Simply put, I owe my union a huge debt of gratitude. Before joining the Plumbers Union in 2012 I was a lost soul. I graduated from Mounds View High School in 2005 and was determined to carve my own path in the world. I had big aspirations and thought that I, alone, could save the world. What I didn’t understand at the time was that I was stuck.
I was an above average student my entire life, taking advanced courses when possible and setting myself up nicely for my college transcripts. I applied to multiple schools and was accepted by them all. With so many opportunities how could one go wrong? Here is where my troubles began.

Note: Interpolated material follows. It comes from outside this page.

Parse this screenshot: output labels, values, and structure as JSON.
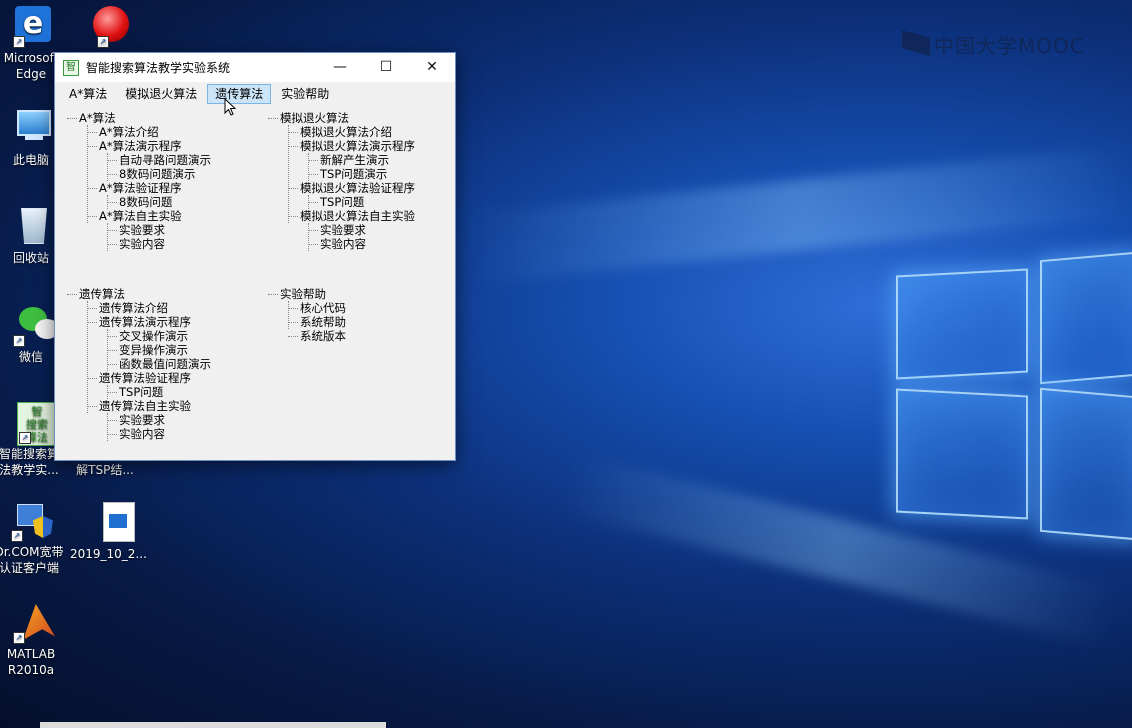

I entered my freshman year of college at Saint John’s University in Collegeville, Minn. I was just a few hours away from home, but far enough that I felt independent. Freshman year was the basics. Take general education classes, get my feet wet and try to grow a little. The problem was that even from day one, the college school system made me feel like I had to know what I wanted to do with my life. Honestly, I had no clue. I felt like a 4-year-old trying to pick out what I wanted to be “when I grew up.” A doctor, a lawyer, an accountant, an engineer, among many other options. It was overwhelming making it much harder for me to focus in classes.
After a mediocre freshman year where I enjoyed my new found freedom (maybe a little too much), I was still in the same situation. A college student with no immediate path to what I wanted to do. I decided an expensive private school was probably not my best option to figure out who I was or what I wanted to be. So the journey began.

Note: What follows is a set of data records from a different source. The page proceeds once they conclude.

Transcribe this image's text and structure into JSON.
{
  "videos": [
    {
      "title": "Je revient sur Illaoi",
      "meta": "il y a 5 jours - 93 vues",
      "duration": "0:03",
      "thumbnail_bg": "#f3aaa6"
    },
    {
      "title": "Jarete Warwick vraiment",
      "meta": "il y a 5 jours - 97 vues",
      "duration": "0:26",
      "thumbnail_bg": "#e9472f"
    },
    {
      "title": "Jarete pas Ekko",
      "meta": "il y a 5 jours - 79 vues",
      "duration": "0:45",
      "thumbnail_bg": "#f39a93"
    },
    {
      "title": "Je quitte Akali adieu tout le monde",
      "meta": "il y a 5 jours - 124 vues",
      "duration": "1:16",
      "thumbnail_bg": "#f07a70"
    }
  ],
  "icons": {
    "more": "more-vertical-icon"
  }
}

Over the next 5 years I bounced between colleges. From St. Cloud State to the University of Minnesota to a two-year technical program at Century College – I tried everything from math to engineering to Ancient Mediterranean Studies (yes, that’s an actual major) and still never found my niche. Nothing interested me, and the more classes I took without finding something that peeked my interest, the less I enjoyed school and the less hope I felt. Slowly but surely I was racking up a debt that I thought would drown me, and I had nothing to show for it.

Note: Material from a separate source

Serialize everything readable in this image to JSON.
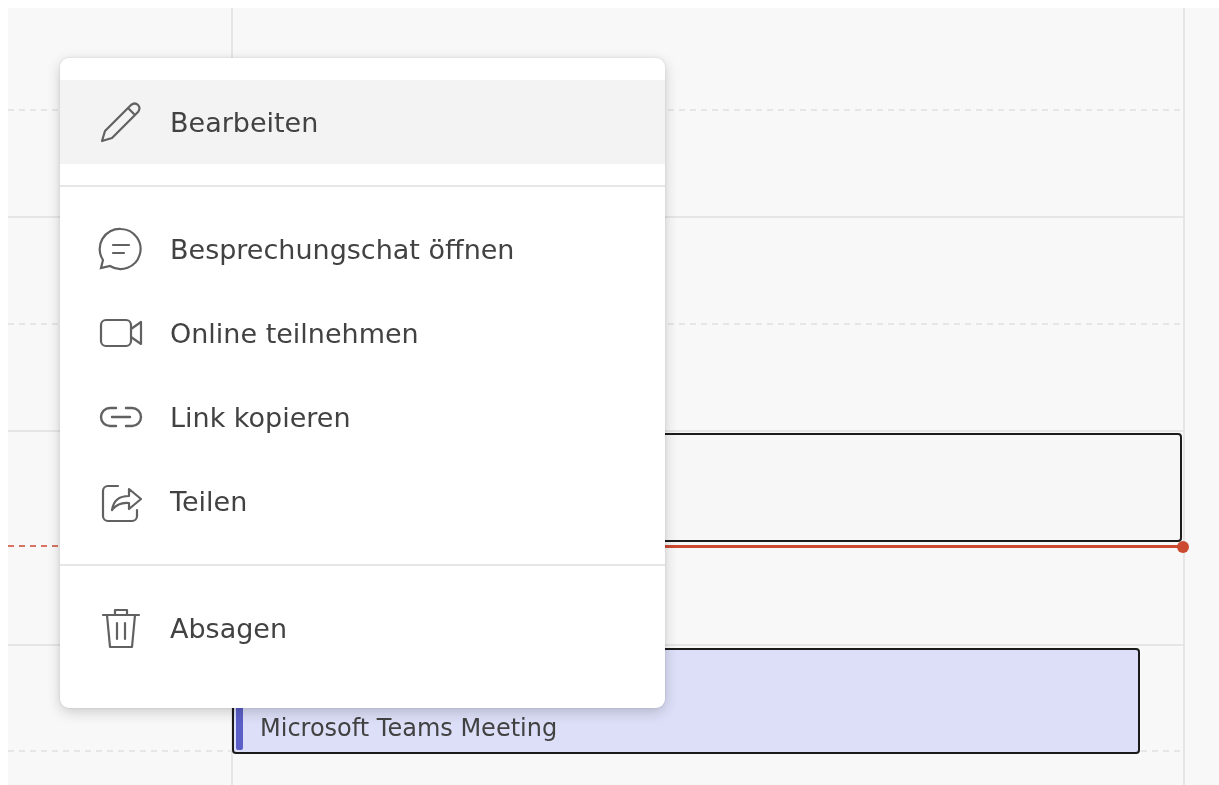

Finally in 2011 my father, a 30-year member of Local 15, suggested I apply for the apprenticeship through his union. In his mind it would be a good experience to make a little money, have a full-time job, and take a break from the student lifestyle I’d been living for the past six years. This is the same father who pushed me into college because he believed I was “too smart” to be a plumber.
Begrudgingly I applied, because what did I really have to lose?
I was accepted with 18 others in the summer of 2012 to begin my apprenticeship. From day one I couldn’t believe the effort that goes into a typical construction job. Of course being the new kid, with a strong back, you get to do the majority of the heavy lifting and trench digging. Still it was a hard days work, day in and day out. I went home exhausted, but always happy. At the end of every day, I could look back and actually see what had been accomplished. It was a physical achievement and something I took great pride in.
That first September was when reality hit. We had our apprentice orientation and we finally realized that not only did they require 40 hours of work from us a week, but two nights each week we would be attending four hours of training. This would go on for FIVE YEARS. The shock was short lived, and time flew by. I found myself loving the work I did, and I was actually interested in the classes I took. Instructors engaged with our class because they live the same life we did. Just like the apprentices, they’d work a full day and then find a way to come to class and teach us for four hours. And all the schooling was paid for by the Union.
It amazes me that after 11 years of schooling I will have no degree framed on my wall, no accolades or doctorates. I’ll have a simple piece of paper showing I’m a licensed plumber in the state of Minnesota. Honestly, there isn’t any other piece of paper I’d rather see in my house.
Before joining the trades, I was lost and directionless. Now everyday I wake up and can actually say I enjoy what I do and am proud of what I’ve become. Driving through downtown Minneapolis or Saint Paul, I can look at the skyline and point out projects and buildings I’ve worked in or helped build. I still see people whose houses I’ve been helped repair. I understand the importance of my trade and why we need so much education. Simply put, without Local 15, I have no idea where I would be now.